In This Review

Theodore Rex
Theodore Rex
By Edmund Morris
Random House, 2001, 772 pp

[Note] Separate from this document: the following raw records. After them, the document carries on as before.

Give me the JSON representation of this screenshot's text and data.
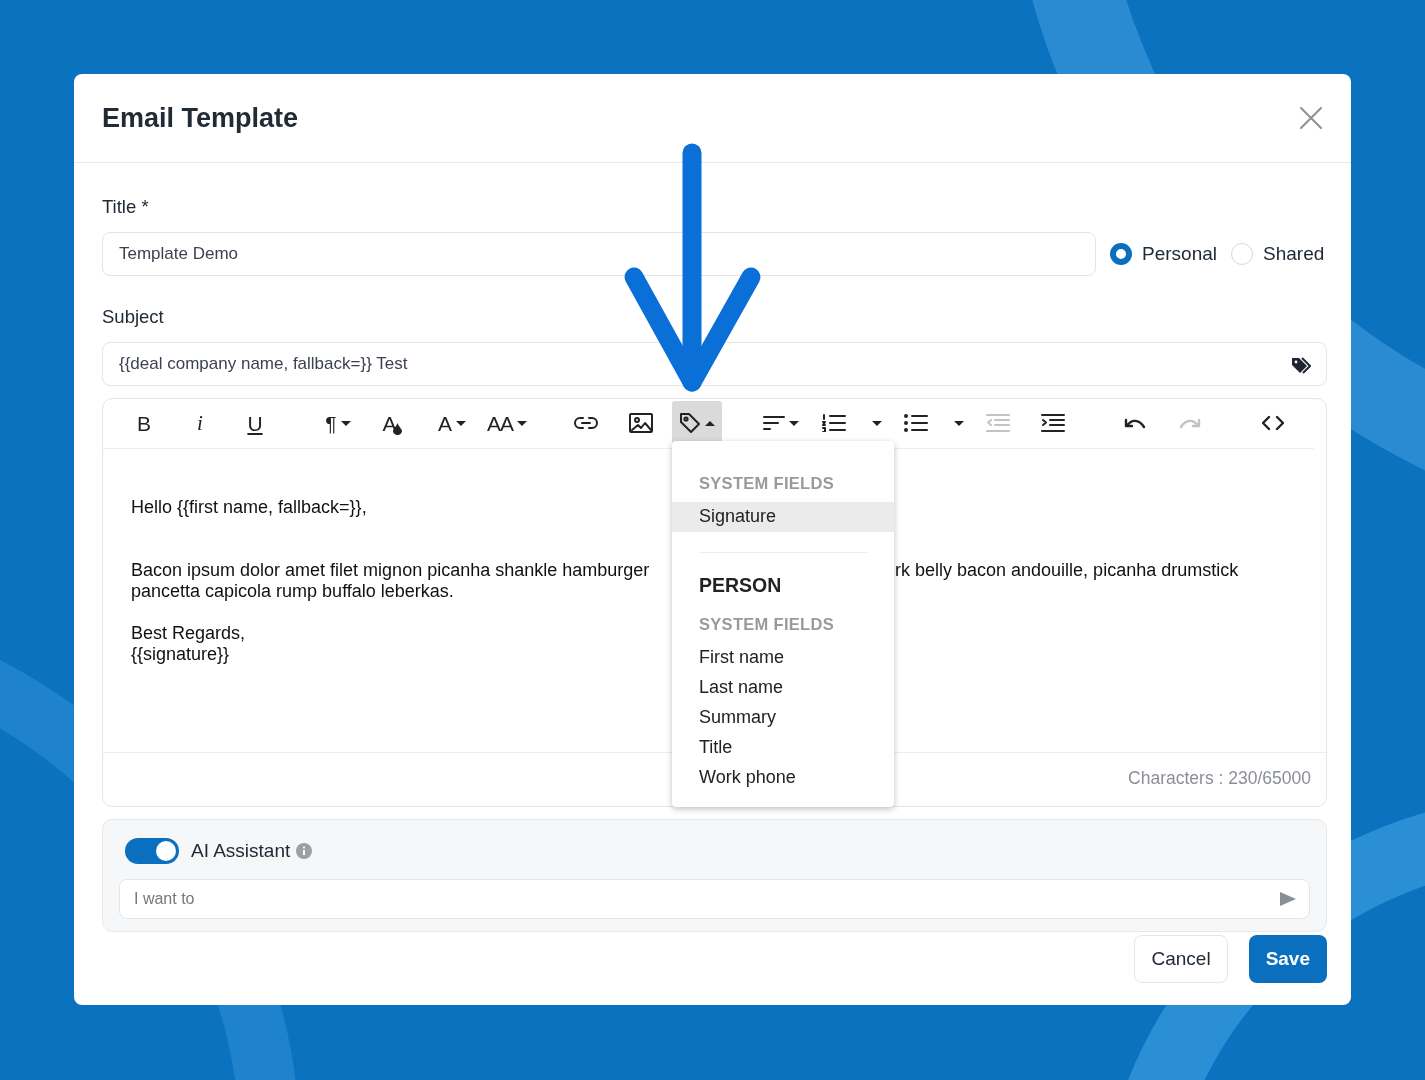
{
  "dialog": {
    "title": "Email Template"
  },
  "title_field": {
    "label": "Title *",
    "value": "Template Demo"
  },
  "visibility": [
    {
      "label": "Personal",
      "selected": true
    },
    {
      "label": "Shared",
      "selected": false
    }
  ],
  "subject_field": {
    "label": "Subject",
    "value": "{{deal company name, fallback=}} Test"
  },
  "toolbar": [
    {
      "kind": "bold",
      "label": "B",
      "active": false,
      "disabled": false
    },
    {
      "kind": "italic",
      "label": "i",
      "active": false,
      "disabled": false
    },
    {
      "kind": "underline",
      "label": "U",
      "active": false,
      "disabled": false
    },
    {
      "kind": "paragraph",
      "label": "¶",
      "active": false,
      "disabled": false
    },
    {
      "kind": "fontcolor",
      "label": "A",
      "active": false,
      "disabled": false
    },
    {
      "kind": "font",
      "label": "A",
      "active": false,
      "disabled": false
    },
    {
      "kind": "size",
      "label": "AA",
      "active": false,
      "disabled": false
    },
    {
      "kind": "link",
      "active": false,
      "disabled": false
    },
    {
      "kind": "image",
      "active": false,
      "disabled": false
    },
    {
      "kind": "tag",
      "active": true,
      "disabled": false
    },
    {
      "kind": "align",
      "active": false,
      "disabled": false
    },
    {
      "kind": "ol",
      "active": false,
      "disabled": false
    },
    {
      "kind": "list-caret",
      "active": false,
      "disabled": false
    },
    {
      "kind": "ul",
      "active": false,
      "disabled": false
    },
    {
      "kind": "list-caret",
      "active": false,
      "disabled": false
    },
    {
      "kind": "outdent",
      "active": false,
      "disabled": true
    },
    {
      "kind": "indent",
      "active": false,
      "disabled": false
    },
    {
      "kind": "undo",
      "active": false,
      "disabled": false
    },
    {
      "kind": "redo",
      "active": false,
      "disabled": true
    },
    {
      "kind": "code",
      "active": false,
      "disabled": false
    }
  ],
  "editor": {
    "greeting": "Hello {{first name, fallback=}},",
    "paragraph_line_1_left": "Bacon ipsum dolor amet filet mignon picanha shankle hamburger",
    "paragraph_line_1_right": "rk belly bacon andouille, picanha drumstick",
    "paragraph_line_2": "pancetta capicola rump buffalo leberkas.",
    "closing": "Best Regards,",
    "signature": "{{signature}}",
    "character_count": "Characters : 230/65000"
  },
  "field_menu": [
    {
      "kind": "subheading",
      "text": "SYSTEM FIELDS"
    },
    {
      "kind": "item",
      "text": "Signature",
      "selected": true
    },
    {
      "kind": "divider"
    },
    {
      "kind": "group",
      "text": "PERSON"
    },
    {
      "kind": "subheading",
      "text": "SYSTEM FIELDS"
    },
    {
      "kind": "item",
      "text": "First name",
      "selected": false
    },
    {
      "kind": "item",
      "text": "Last name",
      "selected": false
    },
    {
      "kind": "item",
      "text": "Summary",
      "selected": false
    },
    {
      "kind": "item",
      "text": "Title",
      "selected": false
    },
    {
      "kind": "item",
      "text": "Work phone",
      "selected": false
    }
  ],
  "ai_assistant": {
    "label": "AI Assistant",
    "on": true,
    "placeholder": "I want to"
  },
  "buttons": [
    {
      "kind": "secondary",
      "label": "Cancel"
    },
    {
      "kind": "primary",
      "label": "Save"
    }
  ]
}
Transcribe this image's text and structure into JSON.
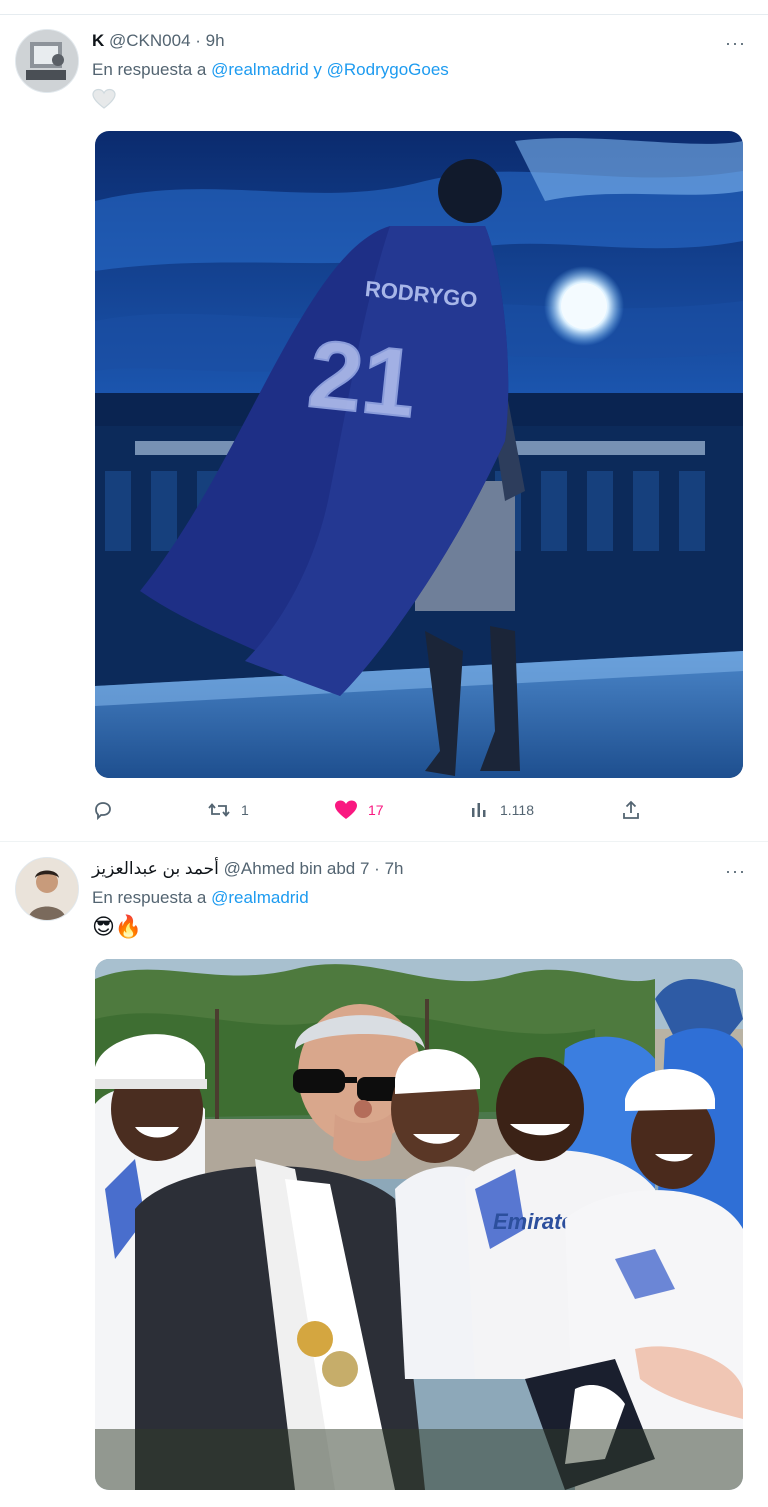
{
  "tweets": [
    {
      "name": "K",
      "handle": "@CKN004",
      "dot": "·",
      "time": "9h",
      "reply_prefix": "En respuesta a",
      "mention_1": "@realmadrid",
      "conj": "y",
      "mention_2": "@RodrygoGoes",
      "more": "···",
      "image_text_name": "RODRYGO",
      "image_text_number": "21",
      "actions": {
        "reply_count": "",
        "retweet_count": "1",
        "like_count": "17",
        "views_count": "1.118"
      },
      "icons": [
        "like-heart-outline-icon",
        "reply-icon",
        "retweet-icon",
        "like-heart-filled-icon",
        "views-icon",
        "share-icon"
      ]
    },
    {
      "name": "أحمد بن عبدالعزيز",
      "handle": "@Ahmed bin abd 7",
      "dot": "·",
      "time": "7h",
      "reply_prefix": "En respuesta a",
      "mention_1": "@realmadrid",
      "emoji_text": "😎🔥",
      "more": "···",
      "image_shirt_text": "Emirates"
    }
  ],
  "colors": {
    "link": "#1d9bf0",
    "muted": "#536471",
    "like": "#f91880",
    "separator": "#eff3f4"
  }
}
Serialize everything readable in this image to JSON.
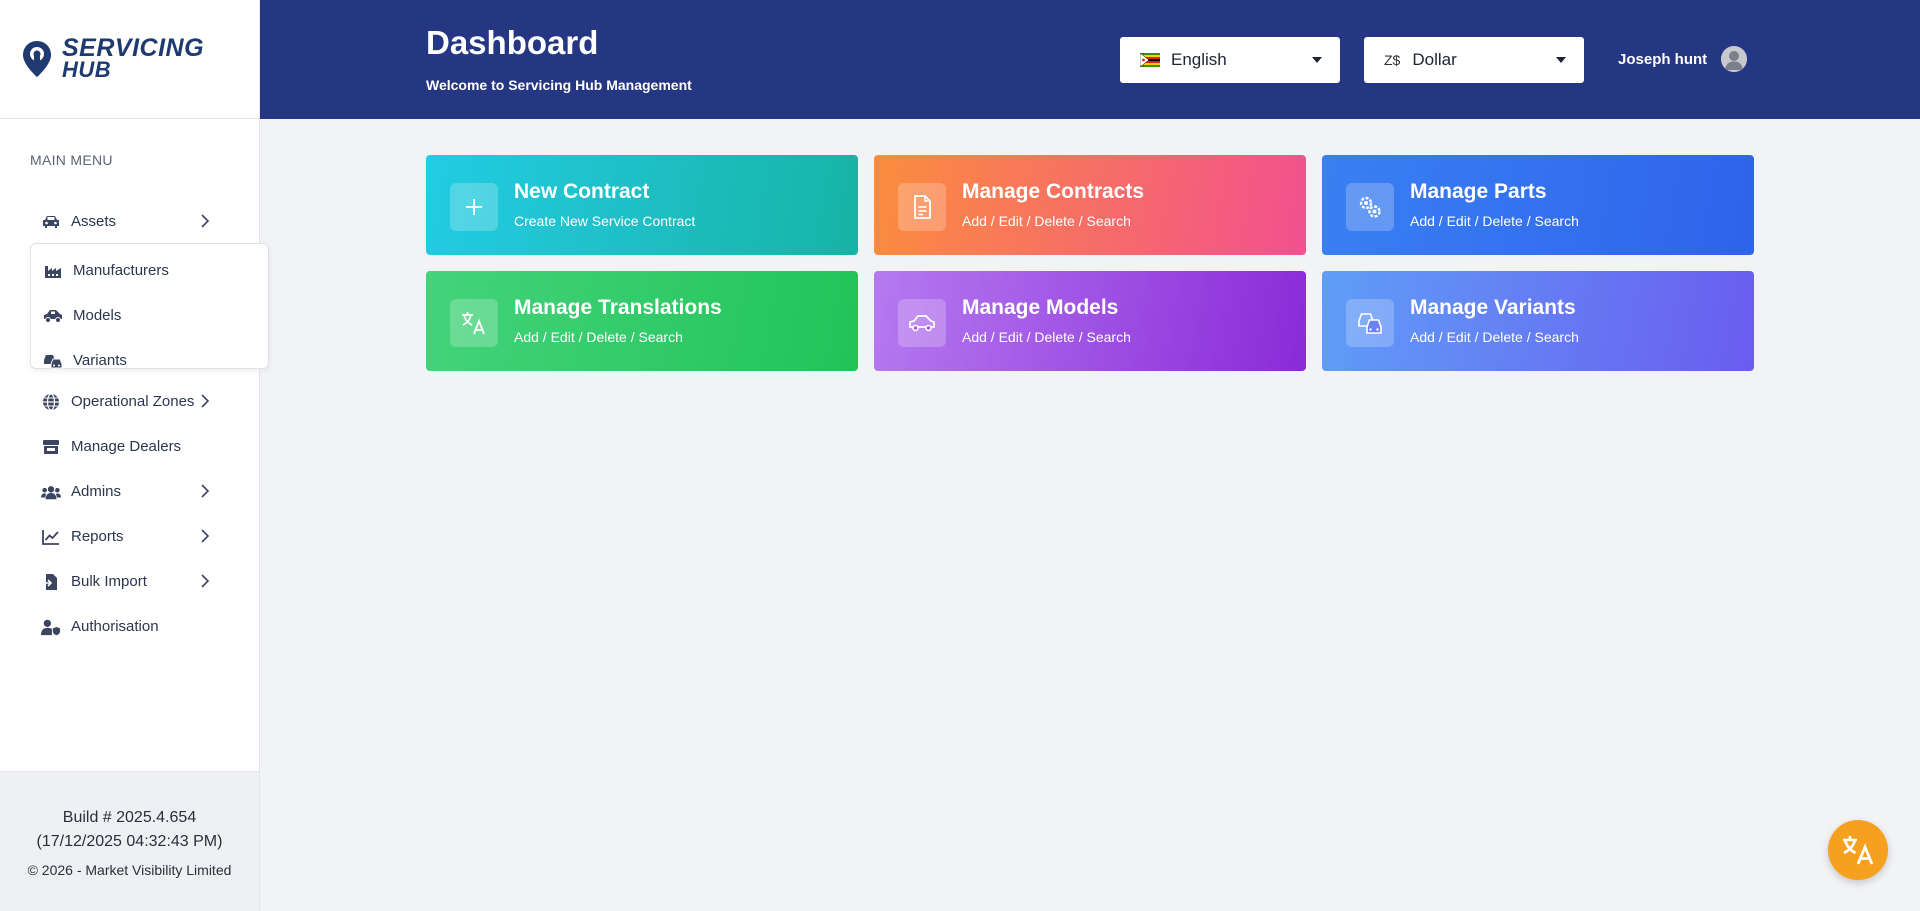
{
  "brand": {
    "line1": "SERVICING",
    "line2": "HUB"
  },
  "sidebar": {
    "caption": "MAIN MENU",
    "items": [
      {
        "label": "Assets",
        "icon": "car-icon",
        "has_submenu": true
      },
      {
        "label": "Operational Zones",
        "icon": "globe-icon",
        "has_submenu": true
      },
      {
        "label": "Manage Dealers",
        "icon": "store-icon",
        "has_submenu": false
      },
      {
        "label": "Admins",
        "icon": "users-icon",
        "has_submenu": true
      },
      {
        "label": "Reports",
        "icon": "chart-line-icon",
        "has_submenu": true
      },
      {
        "label": "Bulk Import",
        "icon": "file-import-icon",
        "has_submenu": true
      },
      {
        "label": "Authorisation",
        "icon": "user-shield-icon",
        "has_submenu": false
      }
    ],
    "assets_submenu": [
      {
        "label": "Manufacturers",
        "icon": "industry-icon"
      },
      {
        "label": "Models",
        "icon": "car-side-icon"
      },
      {
        "label": "Variants",
        "icon": "cars-icon"
      }
    ],
    "footer": {
      "build": "Build # 2025.4.654",
      "build_date": "(17/12/2025 04:32:43 PM)",
      "copyright": "© 2026 - Market Visibility Limited"
    }
  },
  "header": {
    "title": "Dashboard",
    "subtitle": "Welcome to Servicing Hub Management",
    "language": {
      "selected": "English",
      "flag": "zimbabwe-flag-icon"
    },
    "currency": {
      "selected": "Dollar",
      "symbol": "Z$"
    },
    "user_name": "Joseph hunt"
  },
  "cards": [
    {
      "title": "New Contract",
      "subtitle": "Create New Service Contract",
      "icon": "plus-icon"
    },
    {
      "title": "Manage Contracts",
      "subtitle": "Add / Edit / Delete / Search",
      "icon": "file-alt-icon"
    },
    {
      "title": "Manage Parts",
      "subtitle": "Add / Edit / Delete / Search",
      "icon": "cogs-icon"
    },
    {
      "title": "Manage Translations",
      "subtitle": "Add / Edit / Delete / Search",
      "icon": "language-icon"
    },
    {
      "title": "Manage Models",
      "subtitle": "Add / Edit / Delete / Search",
      "icon": "car-icon"
    },
    {
      "title": "Manage Variants",
      "subtitle": "Add / Edit / Delete / Search",
      "icon": "cars-icon"
    }
  ],
  "colors": {
    "header_bg": "#253682",
    "brand": "#1e3a6e",
    "fab": "#f6a01f"
  },
  "fab": {
    "icon": "translate-icon"
  }
}
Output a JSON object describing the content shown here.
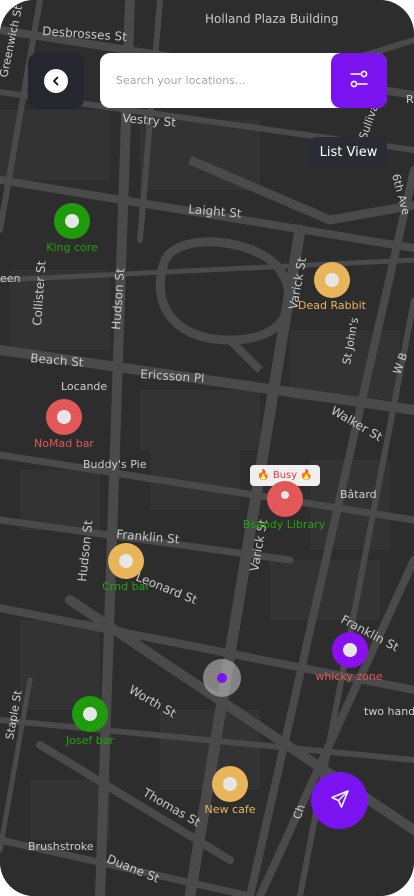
{
  "search": {
    "placeholder": "Search your locations..."
  },
  "list_view_label": "List View",
  "busy_badge": "🔥 Busy 🔥",
  "streets": [
    "Desbrosses St",
    "Holland Plaza Building",
    "Vestry St",
    "Laight St",
    "Hudson St",
    "Varick St",
    "Collister St",
    "Beach St",
    "Locande",
    "Ericsson Pl",
    "Walker St",
    "St John's",
    "Buddy's Pie",
    "Bâtard",
    "Franklin St",
    "Leonard St",
    "Franklin St",
    "two hands",
    "Worth St",
    "Thomas St",
    "Staple St",
    "Hudson St",
    "Varick St",
    "Brushstroke",
    "Duane St",
    "Greenwich St",
    "6th Ave",
    "Sullivan St",
    "een",
    "W B",
    "Ch"
  ],
  "markers": [
    {
      "name": "King core",
      "color": "green"
    },
    {
      "name": "Dead Rabbit",
      "color": "gold"
    },
    {
      "name": "NoMad bar",
      "color": "red"
    },
    {
      "name": "Bsandy Library",
      "color": "red"
    },
    {
      "name": "Crnd bar",
      "color": "gold"
    },
    {
      "name": "whicky zone",
      "color": "purple"
    },
    {
      "name": "Josef bar",
      "color": "green"
    },
    {
      "name": "New cafe",
      "color": "gold"
    }
  ],
  "icons": {
    "back": "chevron-left-icon",
    "filter": "filter-sliders-icon",
    "navigate": "paper-plane-icon"
  },
  "colors": {
    "accent": "#7b12f0",
    "green": "#1f9b0c",
    "gold": "#e8b55a",
    "red": "#e25757",
    "map_bg": "#2c2c2c"
  }
}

Morris elicited much controversy and scorn for his 1999 biography of Ronald Reagan, Dutch. Put that argument to one side. This well-written book is a superior account of the presidency of Theodore Roosevelt, backed by first-rate research. Above all, Morris finds a rare balance that blends personal story with policy analysis, judiciously sifting the key issues of the Roosevelt administration. His interpretations of the crisis with Germany over Venezuela, the building of the Panama Canal, and the mediation of the Russo-Japanese War are sound without being heavy-handed. He has a good sense for the process of diplomacy at that time as well as for the underlying substance. George W. Bush has announced that he enjoyed this book. Reading it was a good use of his time. A century ago, the United States was entering a new era as it tried to define a global role. Thanks in large part to the force of Roosevelt's own intellect and style -- which was much more carefully calculated than contemporaries realized -- America emerged as a great and respected power in a rapidly changing world.